iPod is a line of portable media players created and marketed by Apple Inc. The product line-up currently consists of the hard drive-based iPod Classic, the touchscreen iPod Touch, the compact iPod Nano, and the ultra-compact iPod Shuffle. iPod Classic models store media on an internal hard drive, while all other models use flash memory to enable their smaller size (the discontinued Mini used a Microdrive miniature hard drive). As with many other digital music players, iPods can also serve as external data storage devices. Storage capacity varies by model, ranging from 2 GB for the iPod Shuffle to 160 GB for the iPod Classic. The iPod line was announced by Apple on October 23, 2001, and released on November 10, 2001. All of the models have been redesigned multiple times since their introduction. The most recent iPod redesigns were introduced on September 1, 2010.
Appleâ€™s iTunes software can be used to transfer music to the devices from computers using certain versions of Apple Macintosh and Microsoft Windows operating systems. For users who choose not to use iTunes or whose computers cannot run iTunes, several open source alternatives are available for the iPod. iTunes and its alternatives may also transfer photos, videos, games, contact information, e-mail settings, Web bookmarks, and calendars to iPod models supporting those features.
Amnesia refers to the loss of memory. Memory loss may result from two-sided (bilateral) damage to parts ofthe brain vital for memory storage, processing, or recall (the limbic system, including the hippocampus in the medial temporal lobe).
Amnesia can be a symptom of several neurodegenerative diseases; however, people whose primary symptom is memory loss (amnesiacs), typically remain lucid and retain their sense of self. They may even be aware that they suffer from a memory disorder.
People who experience amnesia have been instrumental in helping brain researchers determine how the brain processes memory. Until the early 1970s, researchers viewed memory as a single entity. Memory of new experiences, motor skills, past events, and previous conditioning were grouped together in one system that relied on a specific area of the brain.

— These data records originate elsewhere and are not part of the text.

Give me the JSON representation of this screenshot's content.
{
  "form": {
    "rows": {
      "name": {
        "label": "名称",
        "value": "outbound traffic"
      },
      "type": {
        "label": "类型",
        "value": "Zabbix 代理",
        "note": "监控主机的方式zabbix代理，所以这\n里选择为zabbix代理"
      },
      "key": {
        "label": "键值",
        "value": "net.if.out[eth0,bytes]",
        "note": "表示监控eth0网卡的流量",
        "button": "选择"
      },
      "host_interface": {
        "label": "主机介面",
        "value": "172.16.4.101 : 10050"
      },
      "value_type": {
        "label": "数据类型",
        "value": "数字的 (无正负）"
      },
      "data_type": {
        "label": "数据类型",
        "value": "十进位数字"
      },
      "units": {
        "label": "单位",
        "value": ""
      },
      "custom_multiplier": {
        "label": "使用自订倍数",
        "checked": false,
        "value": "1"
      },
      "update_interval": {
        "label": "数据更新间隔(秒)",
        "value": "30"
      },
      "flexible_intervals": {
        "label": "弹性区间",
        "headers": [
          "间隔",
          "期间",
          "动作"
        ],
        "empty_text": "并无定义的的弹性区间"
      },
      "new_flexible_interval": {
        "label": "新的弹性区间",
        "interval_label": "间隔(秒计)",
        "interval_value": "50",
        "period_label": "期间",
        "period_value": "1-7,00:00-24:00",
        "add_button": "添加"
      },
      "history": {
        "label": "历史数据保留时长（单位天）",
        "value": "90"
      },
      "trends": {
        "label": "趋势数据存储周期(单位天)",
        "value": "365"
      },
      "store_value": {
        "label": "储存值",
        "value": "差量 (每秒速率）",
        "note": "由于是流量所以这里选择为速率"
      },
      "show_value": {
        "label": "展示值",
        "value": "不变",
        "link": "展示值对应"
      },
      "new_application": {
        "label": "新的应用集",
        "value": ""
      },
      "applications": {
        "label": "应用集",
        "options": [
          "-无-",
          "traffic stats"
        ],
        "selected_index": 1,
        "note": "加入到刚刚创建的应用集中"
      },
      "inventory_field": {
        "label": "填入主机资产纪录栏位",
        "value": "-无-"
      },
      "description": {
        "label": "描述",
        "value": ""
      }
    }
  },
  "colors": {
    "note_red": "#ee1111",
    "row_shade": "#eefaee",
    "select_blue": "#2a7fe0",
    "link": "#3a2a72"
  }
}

If all memory were stored in the same way, it would be reasonable to deduce that damage to the specific brain area would cause complete memory loss. However, studies of amnesiacs counter that theory. Such research demonstrates that the brain has multiple systems for processing, storing, and drawing on memory.